▶ [Input for this task]
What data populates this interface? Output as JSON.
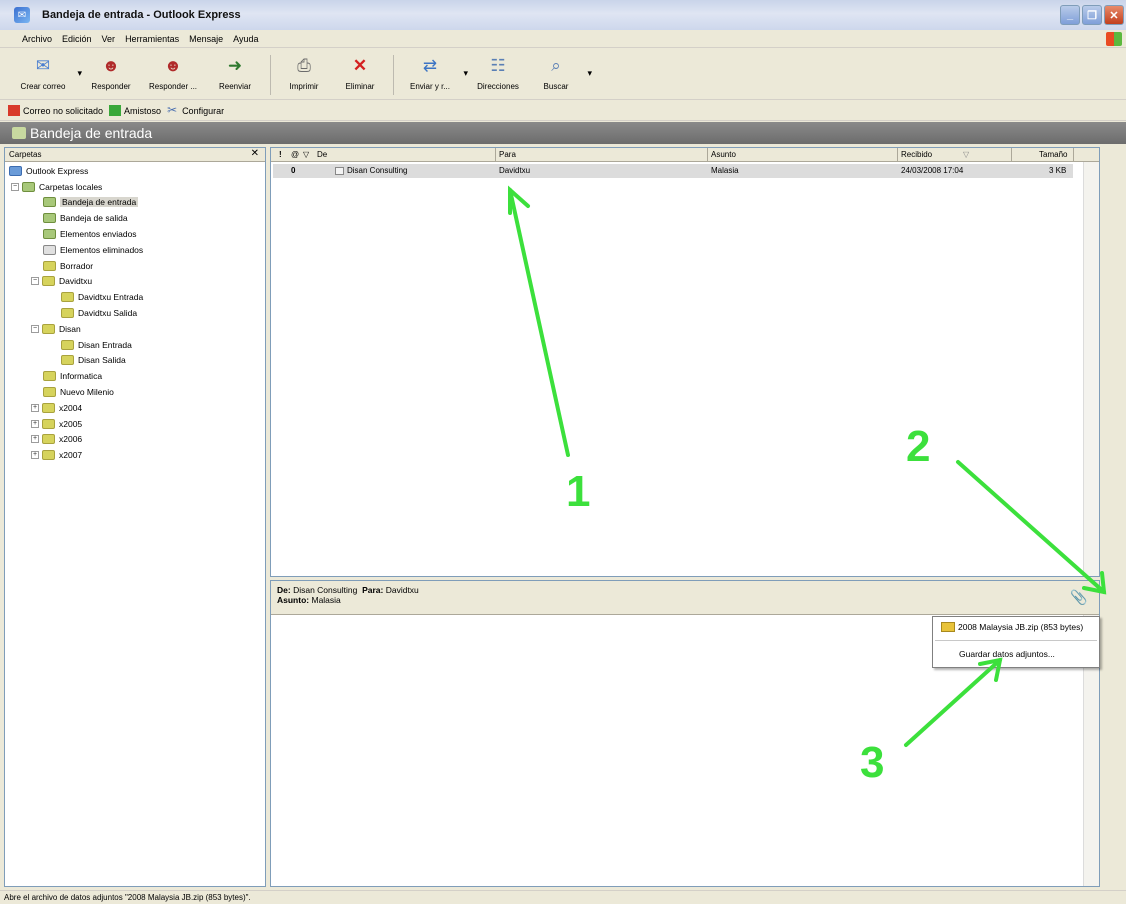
{
  "window": {
    "title": "Bandeja de entrada - Outlook Express"
  },
  "menu": [
    "Archivo",
    "Edición",
    "Ver",
    "Herramientas",
    "Mensaje",
    "Ayuda"
  ],
  "toolbar": {
    "create": "Crear correo",
    "reply": "Responder",
    "reply_all": "Responder ...",
    "forward": "Reenviar",
    "print": "Imprimir",
    "delete": "Eliminar",
    "send_receive": "Enviar y r...",
    "addresses": "Direcciones",
    "find": "Buscar"
  },
  "toolbar2": {
    "junk": "Correo no solicitado",
    "friendly": "Amistoso",
    "configure": "Configurar"
  },
  "folder_bar": {
    "title": "Bandeja de entrada"
  },
  "folders": {
    "header": "Carpetas",
    "items": [
      "Outlook Express",
      "Carpetas locales",
      "Bandeja de entrada",
      "Bandeja de salida",
      "Elementos enviados",
      "Elementos eliminados",
      "Borrador",
      "Davidtxu",
      "Davidtxu Entrada",
      "Davidtxu Salida",
      "Disan",
      "Disan Entrada",
      "Disan Salida",
      "Informatica",
      "Nuevo Milenio",
      "x2004",
      "x2005",
      "x2006",
      "x2007"
    ]
  },
  "message_list": {
    "columns": {
      "flag": "!",
      "attach": "@",
      "watch": "▽",
      "from": "De",
      "to": "Para",
      "subject": "Asunto",
      "received": "Recibido",
      "size": "Tamaño"
    },
    "rows": [
      {
        "from": "Disan Consulting",
        "to": "Davidtxu",
        "subject": "Malasia",
        "received": "24/03/2008 17:04",
        "size": "3 KB"
      }
    ]
  },
  "preview": {
    "from_label": "De:",
    "from": "Disan Consulting",
    "to_label": "Para:",
    "to": "Davidtxu",
    "subject_label": "Asunto:",
    "subject": "Malasia"
  },
  "attachment_menu": {
    "file": "2008 Malaysia JB.zip (853 bytes)",
    "save": "Guardar datos adjuntos..."
  },
  "status": {
    "text": "Abre el archivo de datos adjuntos \"2008 Malaysia JB.zip (853 bytes)\"."
  },
  "annotations": {
    "one": "1",
    "two": "2",
    "three": "3",
    "color": "#3ce03c"
  }
}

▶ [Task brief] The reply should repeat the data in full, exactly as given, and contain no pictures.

▶ [Response area]
What data populates this interface? Output as JSON.
{
  "window": {
    "title": "Bandeja de entrada - Outlook Express"
  },
  "menu": [
    "Archivo",
    "Edición",
    "Ver",
    "Herramientas",
    "Mensaje",
    "Ayuda"
  ],
  "toolbar": {
    "create": "Crear correo",
    "reply": "Responder",
    "reply_all": "Responder ...",
    "forward": "Reenviar",
    "print": "Imprimir",
    "delete": "Eliminar",
    "send_receive": "Enviar y r...",
    "addresses": "Direcciones",
    "find": "Buscar"
  },
  "toolbar2": {
    "junk": "Correo no solicitado",
    "friendly": "Amistoso",
    "configure": "Configurar"
  },
  "folder_bar": {
    "title": "Bandeja de entrada"
  },
  "folders": {
    "header": "Carpetas",
    "items": [
      "Outlook Express",
      "Carpetas locales",
      "Bandeja de entrada",
      "Bandeja de salida",
      "Elementos enviados",
      "Elementos eliminados",
      "Borrador",
      "Davidtxu",
      "Davidtxu Entrada",
      "Davidtxu Salida",
      "Disan",
      "Disan Entrada",
      "Disan Salida",
      "Informatica",
      "Nuevo Milenio",
      "x2004",
      "x2005",
      "x2006",
      "x2007"
    ]
  },
  "message_list": {
    "columns": {
      "flag": "!",
      "attach": "@",
      "watch": "▽",
      "from": "De",
      "to": "Para",
      "subject": "Asunto",
      "received": "Recibido",
      "size": "Tamaño"
    },
    "rows": [
      {
        "from": "Disan Consulting",
        "to": "Davidtxu",
        "subject": "Malasia",
        "received": "24/03/2008 17:04",
        "size": "3 KB"
      }
    ]
  },
  "preview": {
    "from_label": "De:",
    "from": "Disan Consulting",
    "to_label": "Para:",
    "to": "Davidtxu",
    "subject_label": "Asunto:",
    "subject": "Malasia"
  },
  "attachment_menu": {
    "file": "2008 Malaysia JB.zip (853 bytes)",
    "save": "Guardar datos adjuntos..."
  },
  "status": {
    "text": "Abre el archivo de datos adjuntos \"2008 Malaysia JB.zip (853 bytes)\"."
  },
  "annotations": {
    "one": "1",
    "two": "2",
    "three": "3",
    "color": "#3ce03c"
  }
}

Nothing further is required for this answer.